- Given that LD is often labeled a “contested illness,” TTS respondents who may be perceived as “faking it” could easily report any random county if their tick bites were indeed a false entry in the TTS survey. In other words, it would be highly unlikely that the totality of respondents’ tick bite reports would map directly to confirmed official CDC cases or canine serological findings through attempted deception. TTS-reported tick bites overlap almost exactly with CDC-confirmed LD cases in county-level and eco-region analyses. In one case, in a county in which TTS respondents did not overlap with human cases, tick encounter reports did overlap with a positive canine county.
You know it’s bad when researchers have to deal with the myth that patients are considered deceivers.
STATEN ISLAND, N.Y. — For the last four years, researchers from Columbia University have been studying the rise in tick populations and Lyme disease on Staten Island — and the work continues this summer as they drag for ticks, set up hair traps and place trail cameras in residents’ backyards.
The researchers are studying both parks and residential areas to better understand the ecology of ticks and the risk of tick-transmitted diseases in urban environments. And ticks are now being found across all of Staten Island, not just in the southernmost parts.
Most notably, the Asian longhorned tick continues to spread across the borough.
(See link for article)
For more on Diuk-Wasser’s work.
- The Asian Longhorned tick is marching across the U.S. and has been found to transmit Rocky Mountain Spotted Fever (RMSF) in the lab.
- Here we see it can also transmit Lyme (although they say “minimally” – whatever that means) https://madisonarealymesupportgroup.com/2019/10/26/researchers-conclude-asian-longhorned-tick-contributes-minimally-to-lyme-disease-in-the-u-s/
- It spreads SFTS (sever fever with thrombocytopenia syndrome), “an emerging hemorrhagic fever,” causing fever, fatigue, headache, nausea, muscle pain, diarrhea, vomiting, abdominal pain, disease of the lymph nodes, and conjunctival congestion, but the potential impact of this tick on tickborne illness is not yet known.

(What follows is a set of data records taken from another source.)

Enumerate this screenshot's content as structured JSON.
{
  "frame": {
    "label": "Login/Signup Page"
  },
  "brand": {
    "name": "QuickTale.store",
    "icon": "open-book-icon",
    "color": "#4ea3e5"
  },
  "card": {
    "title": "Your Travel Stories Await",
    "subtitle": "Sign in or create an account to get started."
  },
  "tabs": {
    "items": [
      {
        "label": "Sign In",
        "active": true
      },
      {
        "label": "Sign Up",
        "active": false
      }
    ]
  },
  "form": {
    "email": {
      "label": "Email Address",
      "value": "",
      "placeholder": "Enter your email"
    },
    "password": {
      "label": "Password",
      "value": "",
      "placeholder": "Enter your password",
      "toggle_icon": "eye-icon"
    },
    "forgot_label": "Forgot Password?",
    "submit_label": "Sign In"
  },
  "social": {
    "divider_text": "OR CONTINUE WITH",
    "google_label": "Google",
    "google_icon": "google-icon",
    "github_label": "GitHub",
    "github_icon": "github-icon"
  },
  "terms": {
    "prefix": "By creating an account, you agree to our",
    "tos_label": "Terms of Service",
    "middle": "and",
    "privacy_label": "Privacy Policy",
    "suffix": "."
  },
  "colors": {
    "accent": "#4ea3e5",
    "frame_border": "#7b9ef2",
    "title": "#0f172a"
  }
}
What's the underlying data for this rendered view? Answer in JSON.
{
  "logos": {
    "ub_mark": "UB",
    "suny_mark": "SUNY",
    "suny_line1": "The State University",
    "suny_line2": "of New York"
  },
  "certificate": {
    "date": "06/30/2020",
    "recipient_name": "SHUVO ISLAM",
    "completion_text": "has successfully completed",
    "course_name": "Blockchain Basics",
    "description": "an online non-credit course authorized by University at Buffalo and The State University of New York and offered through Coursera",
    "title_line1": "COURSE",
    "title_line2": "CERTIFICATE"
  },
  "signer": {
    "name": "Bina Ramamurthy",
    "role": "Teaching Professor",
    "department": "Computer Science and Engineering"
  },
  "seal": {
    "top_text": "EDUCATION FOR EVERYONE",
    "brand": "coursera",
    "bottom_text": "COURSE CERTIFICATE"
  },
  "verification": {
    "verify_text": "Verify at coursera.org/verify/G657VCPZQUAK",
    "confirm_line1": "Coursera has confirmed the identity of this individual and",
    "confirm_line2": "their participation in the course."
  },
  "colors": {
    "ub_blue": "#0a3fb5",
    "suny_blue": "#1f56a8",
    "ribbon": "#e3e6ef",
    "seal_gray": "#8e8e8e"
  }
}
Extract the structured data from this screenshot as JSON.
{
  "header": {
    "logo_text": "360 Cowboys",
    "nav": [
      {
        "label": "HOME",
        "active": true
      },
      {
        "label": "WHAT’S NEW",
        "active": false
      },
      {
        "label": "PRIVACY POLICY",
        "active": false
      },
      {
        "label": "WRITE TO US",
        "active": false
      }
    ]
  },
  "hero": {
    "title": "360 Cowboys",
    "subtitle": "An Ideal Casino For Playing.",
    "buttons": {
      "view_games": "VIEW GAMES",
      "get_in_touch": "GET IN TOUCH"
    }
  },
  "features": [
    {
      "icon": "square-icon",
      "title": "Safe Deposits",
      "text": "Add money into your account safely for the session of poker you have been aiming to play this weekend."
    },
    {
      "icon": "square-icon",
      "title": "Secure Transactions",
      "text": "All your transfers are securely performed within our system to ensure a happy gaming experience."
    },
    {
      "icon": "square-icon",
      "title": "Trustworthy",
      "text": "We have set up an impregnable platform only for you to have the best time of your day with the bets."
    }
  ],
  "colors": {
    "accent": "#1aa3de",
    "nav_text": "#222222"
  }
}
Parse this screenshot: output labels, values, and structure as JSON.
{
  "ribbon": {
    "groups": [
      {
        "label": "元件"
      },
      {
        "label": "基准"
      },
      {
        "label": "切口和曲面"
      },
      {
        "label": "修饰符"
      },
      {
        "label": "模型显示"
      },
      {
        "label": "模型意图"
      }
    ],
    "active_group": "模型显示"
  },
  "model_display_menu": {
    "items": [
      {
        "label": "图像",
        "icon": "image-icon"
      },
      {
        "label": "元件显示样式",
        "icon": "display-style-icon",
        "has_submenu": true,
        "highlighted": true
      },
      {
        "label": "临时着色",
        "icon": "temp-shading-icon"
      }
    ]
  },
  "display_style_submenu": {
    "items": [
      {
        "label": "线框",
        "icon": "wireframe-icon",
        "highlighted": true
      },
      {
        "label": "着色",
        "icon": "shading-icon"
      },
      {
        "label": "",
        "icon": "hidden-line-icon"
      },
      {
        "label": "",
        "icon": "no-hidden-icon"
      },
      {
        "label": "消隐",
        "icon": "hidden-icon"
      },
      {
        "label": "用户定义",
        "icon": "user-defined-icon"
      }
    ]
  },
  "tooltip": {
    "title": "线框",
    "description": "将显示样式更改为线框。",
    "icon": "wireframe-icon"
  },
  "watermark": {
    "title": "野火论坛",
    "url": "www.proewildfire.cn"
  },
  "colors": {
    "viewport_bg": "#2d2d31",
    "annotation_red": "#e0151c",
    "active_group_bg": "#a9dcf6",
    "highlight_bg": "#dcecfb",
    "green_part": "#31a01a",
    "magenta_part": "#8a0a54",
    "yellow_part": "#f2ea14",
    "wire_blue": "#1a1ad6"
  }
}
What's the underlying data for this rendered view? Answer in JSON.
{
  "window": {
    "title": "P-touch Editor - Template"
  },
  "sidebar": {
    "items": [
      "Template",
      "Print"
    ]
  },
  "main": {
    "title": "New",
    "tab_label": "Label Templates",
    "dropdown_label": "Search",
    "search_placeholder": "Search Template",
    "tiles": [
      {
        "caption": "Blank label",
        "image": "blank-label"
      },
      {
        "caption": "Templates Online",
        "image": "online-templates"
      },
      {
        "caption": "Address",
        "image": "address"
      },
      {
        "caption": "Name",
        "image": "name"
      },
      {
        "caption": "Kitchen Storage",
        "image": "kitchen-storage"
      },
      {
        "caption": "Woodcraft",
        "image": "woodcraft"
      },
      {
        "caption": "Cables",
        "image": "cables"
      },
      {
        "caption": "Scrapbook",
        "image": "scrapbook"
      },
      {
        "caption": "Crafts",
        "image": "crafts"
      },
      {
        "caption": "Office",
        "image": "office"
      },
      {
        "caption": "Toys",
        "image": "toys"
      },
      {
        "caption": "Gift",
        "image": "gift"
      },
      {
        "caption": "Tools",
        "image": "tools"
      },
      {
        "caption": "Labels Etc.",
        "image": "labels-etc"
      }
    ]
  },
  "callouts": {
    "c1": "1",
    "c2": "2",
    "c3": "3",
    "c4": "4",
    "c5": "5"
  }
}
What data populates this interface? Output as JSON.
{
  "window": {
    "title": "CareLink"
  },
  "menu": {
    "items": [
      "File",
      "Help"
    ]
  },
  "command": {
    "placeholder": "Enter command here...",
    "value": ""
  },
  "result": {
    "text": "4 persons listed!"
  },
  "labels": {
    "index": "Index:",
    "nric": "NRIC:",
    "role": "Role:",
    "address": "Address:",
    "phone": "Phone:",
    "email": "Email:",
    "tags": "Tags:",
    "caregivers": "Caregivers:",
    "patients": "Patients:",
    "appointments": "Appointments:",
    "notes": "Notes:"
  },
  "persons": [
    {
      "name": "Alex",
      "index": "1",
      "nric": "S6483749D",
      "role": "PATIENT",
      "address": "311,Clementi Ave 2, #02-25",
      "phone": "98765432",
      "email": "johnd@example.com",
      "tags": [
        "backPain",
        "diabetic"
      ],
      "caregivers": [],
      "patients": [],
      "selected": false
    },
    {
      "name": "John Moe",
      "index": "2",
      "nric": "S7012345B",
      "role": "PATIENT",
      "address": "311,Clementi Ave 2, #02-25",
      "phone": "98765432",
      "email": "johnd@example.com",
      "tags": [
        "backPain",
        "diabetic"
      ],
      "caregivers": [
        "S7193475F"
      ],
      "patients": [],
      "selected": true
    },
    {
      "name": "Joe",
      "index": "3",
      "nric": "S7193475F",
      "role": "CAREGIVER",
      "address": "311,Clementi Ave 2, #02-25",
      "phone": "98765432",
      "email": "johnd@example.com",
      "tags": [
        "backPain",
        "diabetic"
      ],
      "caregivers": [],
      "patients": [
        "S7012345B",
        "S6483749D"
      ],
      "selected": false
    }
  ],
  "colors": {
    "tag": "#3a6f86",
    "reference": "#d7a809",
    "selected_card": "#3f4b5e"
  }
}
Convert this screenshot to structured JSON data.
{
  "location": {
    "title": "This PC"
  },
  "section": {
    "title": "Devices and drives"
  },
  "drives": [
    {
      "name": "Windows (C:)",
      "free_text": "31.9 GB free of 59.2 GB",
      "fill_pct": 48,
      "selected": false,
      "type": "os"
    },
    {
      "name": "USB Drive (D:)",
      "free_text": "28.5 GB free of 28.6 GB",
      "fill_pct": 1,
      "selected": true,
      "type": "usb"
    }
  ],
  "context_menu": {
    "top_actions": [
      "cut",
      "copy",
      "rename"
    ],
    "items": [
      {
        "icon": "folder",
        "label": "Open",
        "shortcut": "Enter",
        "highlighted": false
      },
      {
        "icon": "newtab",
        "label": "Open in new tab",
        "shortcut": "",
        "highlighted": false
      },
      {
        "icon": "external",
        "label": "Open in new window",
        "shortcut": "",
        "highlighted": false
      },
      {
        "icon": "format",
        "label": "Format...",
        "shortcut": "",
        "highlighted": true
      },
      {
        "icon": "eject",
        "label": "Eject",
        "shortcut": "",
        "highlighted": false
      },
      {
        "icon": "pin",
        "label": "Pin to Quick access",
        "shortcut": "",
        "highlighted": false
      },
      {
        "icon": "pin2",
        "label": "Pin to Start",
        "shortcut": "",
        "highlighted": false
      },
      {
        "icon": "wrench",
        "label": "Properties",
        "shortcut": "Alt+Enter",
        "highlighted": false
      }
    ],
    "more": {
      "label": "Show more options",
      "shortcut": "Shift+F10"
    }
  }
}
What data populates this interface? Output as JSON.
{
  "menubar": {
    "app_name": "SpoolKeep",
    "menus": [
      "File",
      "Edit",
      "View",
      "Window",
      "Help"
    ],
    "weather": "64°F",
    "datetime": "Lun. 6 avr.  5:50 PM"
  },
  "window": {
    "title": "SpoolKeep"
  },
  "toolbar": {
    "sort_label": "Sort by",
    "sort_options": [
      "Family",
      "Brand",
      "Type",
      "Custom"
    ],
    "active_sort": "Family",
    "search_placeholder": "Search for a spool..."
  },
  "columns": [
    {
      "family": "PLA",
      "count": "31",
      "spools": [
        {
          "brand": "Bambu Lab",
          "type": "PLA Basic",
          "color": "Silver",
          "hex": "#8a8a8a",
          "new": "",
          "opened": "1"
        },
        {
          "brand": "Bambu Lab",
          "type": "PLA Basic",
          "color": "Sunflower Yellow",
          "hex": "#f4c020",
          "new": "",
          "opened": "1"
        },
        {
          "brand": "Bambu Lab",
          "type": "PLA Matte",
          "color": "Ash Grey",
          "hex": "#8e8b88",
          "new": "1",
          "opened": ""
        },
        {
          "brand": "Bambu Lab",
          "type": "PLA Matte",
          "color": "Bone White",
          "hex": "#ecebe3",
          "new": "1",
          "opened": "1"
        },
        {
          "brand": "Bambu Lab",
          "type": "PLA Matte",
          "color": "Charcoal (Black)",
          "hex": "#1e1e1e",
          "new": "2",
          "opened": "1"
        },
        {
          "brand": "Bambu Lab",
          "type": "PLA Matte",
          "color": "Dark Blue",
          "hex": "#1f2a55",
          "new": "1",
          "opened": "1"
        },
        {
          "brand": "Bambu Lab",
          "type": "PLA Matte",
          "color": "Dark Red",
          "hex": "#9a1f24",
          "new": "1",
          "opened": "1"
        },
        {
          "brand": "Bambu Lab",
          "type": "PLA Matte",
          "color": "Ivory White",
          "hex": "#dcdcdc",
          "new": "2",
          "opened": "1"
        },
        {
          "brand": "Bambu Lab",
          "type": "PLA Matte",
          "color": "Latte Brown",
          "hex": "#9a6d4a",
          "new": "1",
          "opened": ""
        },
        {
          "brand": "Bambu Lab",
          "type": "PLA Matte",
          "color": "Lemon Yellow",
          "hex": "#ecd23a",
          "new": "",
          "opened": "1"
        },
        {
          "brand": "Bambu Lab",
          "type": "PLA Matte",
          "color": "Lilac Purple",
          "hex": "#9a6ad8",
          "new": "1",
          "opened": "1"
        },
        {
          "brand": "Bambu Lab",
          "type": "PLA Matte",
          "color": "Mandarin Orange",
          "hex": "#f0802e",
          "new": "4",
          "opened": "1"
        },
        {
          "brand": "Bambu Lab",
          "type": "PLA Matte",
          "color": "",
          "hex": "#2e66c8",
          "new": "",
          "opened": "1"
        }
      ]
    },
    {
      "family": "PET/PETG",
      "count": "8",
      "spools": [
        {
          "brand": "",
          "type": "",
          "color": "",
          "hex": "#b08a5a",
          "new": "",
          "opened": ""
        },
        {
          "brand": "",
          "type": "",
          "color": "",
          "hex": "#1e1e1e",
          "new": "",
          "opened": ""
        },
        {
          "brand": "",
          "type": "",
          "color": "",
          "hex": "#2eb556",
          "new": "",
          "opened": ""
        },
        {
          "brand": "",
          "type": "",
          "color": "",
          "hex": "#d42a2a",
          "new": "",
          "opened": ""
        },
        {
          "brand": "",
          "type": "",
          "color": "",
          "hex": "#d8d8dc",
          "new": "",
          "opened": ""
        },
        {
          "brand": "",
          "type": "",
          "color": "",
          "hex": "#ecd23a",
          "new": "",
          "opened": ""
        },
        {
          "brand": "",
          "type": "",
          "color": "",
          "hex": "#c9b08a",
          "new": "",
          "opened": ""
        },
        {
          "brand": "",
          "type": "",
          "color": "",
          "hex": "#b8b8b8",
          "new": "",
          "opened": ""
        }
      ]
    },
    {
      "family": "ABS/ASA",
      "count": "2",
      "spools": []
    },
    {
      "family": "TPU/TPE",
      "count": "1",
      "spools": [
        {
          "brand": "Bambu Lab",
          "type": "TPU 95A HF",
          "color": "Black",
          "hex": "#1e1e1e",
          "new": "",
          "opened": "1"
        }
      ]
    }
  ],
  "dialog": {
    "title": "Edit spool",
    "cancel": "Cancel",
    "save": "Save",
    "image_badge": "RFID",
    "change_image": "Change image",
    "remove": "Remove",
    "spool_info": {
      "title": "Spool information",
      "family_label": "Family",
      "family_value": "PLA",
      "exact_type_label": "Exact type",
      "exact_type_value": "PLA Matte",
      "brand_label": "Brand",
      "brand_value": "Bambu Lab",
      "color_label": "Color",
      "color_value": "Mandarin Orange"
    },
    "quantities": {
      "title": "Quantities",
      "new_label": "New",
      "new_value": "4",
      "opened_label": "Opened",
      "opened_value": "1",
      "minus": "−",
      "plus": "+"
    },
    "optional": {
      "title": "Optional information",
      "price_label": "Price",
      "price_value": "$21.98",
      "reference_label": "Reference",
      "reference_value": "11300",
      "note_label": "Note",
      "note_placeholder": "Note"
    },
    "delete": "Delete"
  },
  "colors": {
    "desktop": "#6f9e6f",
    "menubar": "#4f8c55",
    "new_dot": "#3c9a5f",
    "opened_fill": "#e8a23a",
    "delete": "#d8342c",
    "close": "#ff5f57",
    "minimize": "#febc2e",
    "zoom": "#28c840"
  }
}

- In other parts of the world, this Longhorned tick, also called the East Asian or bush tick, has been associated with several tickborne diseases, such as spotted fever rickettsioses, Anaplasma, Ehrlichia, and Borrelia, the causative agent of Lyme Disease. https://madisonarealymesupportgroup.com/2018/06/12/first-longhorned-tick-confirmed-in-arkansas/
http://Approx. 15 Min
IGeneX 2021 Presentation Wisconsin Naturopathic Doctors Association (WNDA)
May 10, 2021
See Dr. Joseph Burrascano presenting on behalf of IGeneX Laboratory at the annual WNDA conference. Topics cover testing for Lyme Disease, Tick-Borne Relapsing Fever, Bartonella, Babesia, Rickettsia, Anaplasma, and Ehrlichia.
Dr. Burrascano discusses the Lyme ImmunoBlot test for early Lyme, validated with CDC test samples, that will identify 93% of cases.
He discussed a 2018 study of over 10,000 patient samples from nearly every state which found patients testing positive for the following pathogens:
- nearly 38% for Babesia
- 32% for Lyme borrelia
- nearly 28% for TBRF borrelia
- 19% for Bartonella
- nearly 17% for Anaplasma
- nearly 13% for Rickettsia
- nearly 7% for Ehrlichia
- 40% tested positive for 2 pathogens
- 15% for 3
- 4.6% for 4
- 0.7% for 5